Heavy Alcohol Use Damages Day-To-Day Memory Function

Heavy Drinkers Make Significantly More Memory Mistakes

Can Alcohol Damage Memory?
Credit: Frank Martin Collection/Hulton Archive/Getty Images

Heavy alcohol use damages your short- and long-term memory. In this article we will address two types of memory:

  • Retrospective memory, that is the learning, retention, and retrieval of previously presented materials.
  • Prospective memory is your day-to-day memory function, specifically, remembering to do things at some future point in time, and everyday memory, remembering to complete daily activities.

    Prospective Memory Basics

    Impairment to your prospective memory includes things, such as:

    • forgetting to send your daughter her birthday card on time
    • forgetting what you're about to say in the middle of a sentence
    • telling a friend a story you've already told them
    • forgetting where regularly used household items are kept

    Obviously, we all forget things from time to time, however, heavy drinkers make noticeably more of these mistakes than non-drinkers and people who don't drink regularly.

    The Dose-Dependant Effect of Alcohol on Prospective Memory

    There is a dose-dependent effect of alcohol use on day-to-day memory function, according to results of a study published in Alcoholism: Clinical & Experimental Research.

    Researchers collected data from 763 participants (465 female, 298 males) and assessed memory using two self-report questionnaires: the Prospective Memory Questionnaire (PMQ), and the Everyday Memory Questionnaire (EMQ).


    The data show a typical heavy user of alcohol reported over 30 percent more memory-related problems than someone who reportedly did not drink, and almost 25 percent more problems than those who stated they drank only small amounts of alcohol.

    More specifically, those participants who reported higher levels of alcohol consumption were more likely to:

    • miss appointments
    • forget birthdays
    • pay bills on time

    Deficits in prospective memory included issues with recalling whether they had completed a task, such as locking the car or switching off the stove or forgetting where they put things.

    Memory Loss Occurs within "Healthy" Drinking Guidelines

    The researchers of the aforementioned study also found a significant increase in reported memory problems even if participants followed "healthy" drinking guidelines. These participants claimed to drink between 10 and 25 units each week, which is within the limits suggested by U.K. government.

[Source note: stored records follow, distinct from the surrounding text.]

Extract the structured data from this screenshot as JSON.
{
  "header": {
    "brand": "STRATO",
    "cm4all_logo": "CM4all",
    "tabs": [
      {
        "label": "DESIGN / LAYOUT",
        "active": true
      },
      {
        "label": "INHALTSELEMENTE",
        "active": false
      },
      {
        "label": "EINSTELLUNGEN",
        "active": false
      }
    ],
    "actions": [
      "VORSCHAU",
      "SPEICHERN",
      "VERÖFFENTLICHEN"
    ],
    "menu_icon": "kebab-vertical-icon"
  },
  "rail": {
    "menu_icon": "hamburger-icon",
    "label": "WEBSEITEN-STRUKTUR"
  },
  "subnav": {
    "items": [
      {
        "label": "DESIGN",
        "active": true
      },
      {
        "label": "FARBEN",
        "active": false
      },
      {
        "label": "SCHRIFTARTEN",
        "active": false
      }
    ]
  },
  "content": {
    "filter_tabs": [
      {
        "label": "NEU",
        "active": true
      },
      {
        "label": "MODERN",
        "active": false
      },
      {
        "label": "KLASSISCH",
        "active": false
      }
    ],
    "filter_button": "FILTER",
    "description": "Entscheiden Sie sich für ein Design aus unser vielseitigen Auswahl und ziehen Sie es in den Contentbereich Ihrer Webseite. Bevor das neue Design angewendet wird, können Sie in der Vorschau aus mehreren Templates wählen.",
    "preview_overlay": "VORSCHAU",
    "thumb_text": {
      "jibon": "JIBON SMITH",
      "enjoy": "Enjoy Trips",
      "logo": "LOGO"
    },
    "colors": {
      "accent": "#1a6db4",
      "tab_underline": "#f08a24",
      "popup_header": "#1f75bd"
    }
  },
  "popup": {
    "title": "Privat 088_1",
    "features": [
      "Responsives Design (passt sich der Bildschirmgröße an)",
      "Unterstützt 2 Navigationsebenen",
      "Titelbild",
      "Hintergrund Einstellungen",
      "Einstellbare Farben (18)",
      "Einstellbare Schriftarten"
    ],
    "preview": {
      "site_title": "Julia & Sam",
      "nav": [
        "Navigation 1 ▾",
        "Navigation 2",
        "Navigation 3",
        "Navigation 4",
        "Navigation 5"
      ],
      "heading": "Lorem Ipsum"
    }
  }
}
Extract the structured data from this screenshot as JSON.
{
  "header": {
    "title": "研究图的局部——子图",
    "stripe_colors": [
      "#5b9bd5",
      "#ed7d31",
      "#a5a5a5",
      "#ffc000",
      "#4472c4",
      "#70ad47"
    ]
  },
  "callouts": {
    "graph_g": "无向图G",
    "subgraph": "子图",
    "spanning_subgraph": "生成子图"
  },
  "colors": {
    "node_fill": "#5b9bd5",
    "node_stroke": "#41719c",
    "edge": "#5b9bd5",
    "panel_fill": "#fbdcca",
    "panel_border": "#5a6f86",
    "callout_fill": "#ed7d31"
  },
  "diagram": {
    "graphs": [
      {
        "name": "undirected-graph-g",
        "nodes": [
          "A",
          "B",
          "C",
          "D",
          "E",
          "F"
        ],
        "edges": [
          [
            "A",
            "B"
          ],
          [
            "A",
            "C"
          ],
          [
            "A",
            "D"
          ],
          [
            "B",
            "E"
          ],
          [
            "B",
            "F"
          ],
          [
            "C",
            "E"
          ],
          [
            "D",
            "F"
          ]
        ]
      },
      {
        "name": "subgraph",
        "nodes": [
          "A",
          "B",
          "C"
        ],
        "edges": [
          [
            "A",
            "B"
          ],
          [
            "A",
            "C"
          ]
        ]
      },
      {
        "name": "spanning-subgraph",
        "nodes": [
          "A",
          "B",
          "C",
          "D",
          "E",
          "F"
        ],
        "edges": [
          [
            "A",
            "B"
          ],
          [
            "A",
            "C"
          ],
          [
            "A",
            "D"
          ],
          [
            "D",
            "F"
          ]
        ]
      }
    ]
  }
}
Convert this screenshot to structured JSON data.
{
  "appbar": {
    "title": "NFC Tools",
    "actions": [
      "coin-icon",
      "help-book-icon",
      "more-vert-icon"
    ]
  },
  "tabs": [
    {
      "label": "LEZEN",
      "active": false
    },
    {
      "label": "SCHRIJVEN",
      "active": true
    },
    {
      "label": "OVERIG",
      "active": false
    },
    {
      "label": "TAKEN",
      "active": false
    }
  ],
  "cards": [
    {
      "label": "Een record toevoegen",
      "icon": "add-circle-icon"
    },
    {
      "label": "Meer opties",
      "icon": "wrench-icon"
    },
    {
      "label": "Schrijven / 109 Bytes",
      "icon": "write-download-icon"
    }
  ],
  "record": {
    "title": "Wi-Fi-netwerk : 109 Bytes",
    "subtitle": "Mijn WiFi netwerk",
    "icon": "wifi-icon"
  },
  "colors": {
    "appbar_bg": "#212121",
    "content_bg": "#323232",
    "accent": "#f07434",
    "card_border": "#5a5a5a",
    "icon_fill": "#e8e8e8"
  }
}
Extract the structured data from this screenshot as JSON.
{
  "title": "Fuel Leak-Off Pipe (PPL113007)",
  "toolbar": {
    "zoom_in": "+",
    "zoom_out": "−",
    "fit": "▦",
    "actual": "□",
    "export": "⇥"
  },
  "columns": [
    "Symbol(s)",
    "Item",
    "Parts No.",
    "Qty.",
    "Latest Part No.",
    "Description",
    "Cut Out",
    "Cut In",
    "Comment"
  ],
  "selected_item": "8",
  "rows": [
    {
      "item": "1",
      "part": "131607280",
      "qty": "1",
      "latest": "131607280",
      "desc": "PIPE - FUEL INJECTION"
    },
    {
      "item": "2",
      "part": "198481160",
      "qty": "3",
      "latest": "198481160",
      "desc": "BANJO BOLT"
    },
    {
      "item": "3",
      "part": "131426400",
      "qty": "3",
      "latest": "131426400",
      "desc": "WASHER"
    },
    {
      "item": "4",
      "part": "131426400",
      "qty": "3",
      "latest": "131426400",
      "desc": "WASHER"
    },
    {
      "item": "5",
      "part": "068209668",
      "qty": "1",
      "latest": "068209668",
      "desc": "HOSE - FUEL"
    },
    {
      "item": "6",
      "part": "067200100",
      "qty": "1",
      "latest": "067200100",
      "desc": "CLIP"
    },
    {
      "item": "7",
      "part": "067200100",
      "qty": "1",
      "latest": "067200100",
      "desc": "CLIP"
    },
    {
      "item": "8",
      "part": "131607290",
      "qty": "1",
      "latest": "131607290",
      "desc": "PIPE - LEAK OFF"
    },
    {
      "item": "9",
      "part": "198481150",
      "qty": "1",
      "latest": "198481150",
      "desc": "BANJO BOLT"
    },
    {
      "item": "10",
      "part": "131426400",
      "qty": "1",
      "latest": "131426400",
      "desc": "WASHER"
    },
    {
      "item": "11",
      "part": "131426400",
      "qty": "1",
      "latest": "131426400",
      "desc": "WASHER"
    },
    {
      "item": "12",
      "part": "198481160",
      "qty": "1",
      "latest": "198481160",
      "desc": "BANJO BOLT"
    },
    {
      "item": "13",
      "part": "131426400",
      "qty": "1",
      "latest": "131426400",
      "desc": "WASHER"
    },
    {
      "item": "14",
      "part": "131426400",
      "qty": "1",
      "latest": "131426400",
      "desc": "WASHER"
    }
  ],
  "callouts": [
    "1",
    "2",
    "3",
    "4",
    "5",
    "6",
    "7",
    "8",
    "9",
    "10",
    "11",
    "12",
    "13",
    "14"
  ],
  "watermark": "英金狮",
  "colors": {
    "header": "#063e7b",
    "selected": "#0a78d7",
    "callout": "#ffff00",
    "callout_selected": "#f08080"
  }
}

    Why Does Alcohol Use Causes Memory Loss?

    Alcohol does indeed affect memory. It hinders the ability of your brain to transfer information from prospective memory to long-term storage. This affects both short- and long-term memory because you simply can't remember things you don't want to forget, such as appointments for work and birthdays. Frequently, you can notice these cognitive difficulties while the person is intoxicated.

    If you are a chronic heavy drinker, you can damage a brain structure called the hippocampus. It is critical to memory and learning, and heavy drinking can cause it to shrink.

    Overcome Prospective Memory Impairment with Future Event Stimulation

    Future event simulation (FES) might be helpful to improve your prospective memory if you have problematic drinking patterns, according to a study of 19 heavy drinkers published in Psychopharmacology.


    FES is a memory technique involving strategies such as making linked and indexed lists.

    The results show FES helped participants remember event-based tasks, but not time-based tasks. The control group did, however, show improvement on time-based tasks after FES.


    Ling, et al. Alcoholism: Clinical & Experimental Research: Effects of alcohol on subjective ratings of prospective and everyday memory deficits. (2003).

    Platt, et al. Psychopharmacology: Prospective memory impairments in heavy social drinkers are partially overcome by future event simulation. (2016)

    Science Daily: Heavy, Chronic Drinking Can Cause Significant Hippicapal Tissue Loss

    Continue Reading